**Available data:**
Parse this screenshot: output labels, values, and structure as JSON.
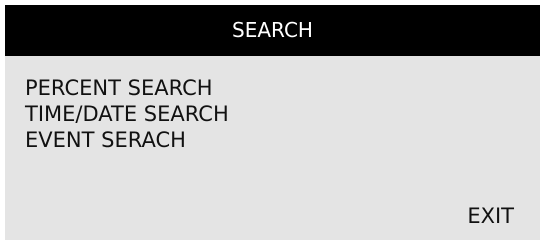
{
  "window": {
    "title": "SEARCH"
  },
  "menu": {
    "items": [
      {
        "label": "PERCENT SEARCH"
      },
      {
        "label": "TIME/DATE SEARCH"
      },
      {
        "label": "EVENT SERACH"
      }
    ]
  },
  "footer": {
    "exit_label": "EXIT"
  },
  "colors": {
    "title_bar_bg": "#000000",
    "title_text": "#ffffff",
    "panel_bg": "#e4e4e4",
    "text": "#111111"
  }
}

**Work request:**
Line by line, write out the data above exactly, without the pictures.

**Task output:**
Parse this screenshot: output labels, values, and structure as JSON.
{
  "window": {
    "title": "SEARCH"
  },
  "menu": {
    "items": [
      {
        "label": "PERCENT SEARCH"
      },
      {
        "label": "TIME/DATE SEARCH"
      },
      {
        "label": "EVENT SERACH"
      }
    ]
  },
  "footer": {
    "exit_label": "EXIT"
  },
  "colors": {
    "title_bar_bg": "#000000",
    "title_text": "#ffffff",
    "panel_bg": "#e4e4e4",
    "text": "#111111"
  }
}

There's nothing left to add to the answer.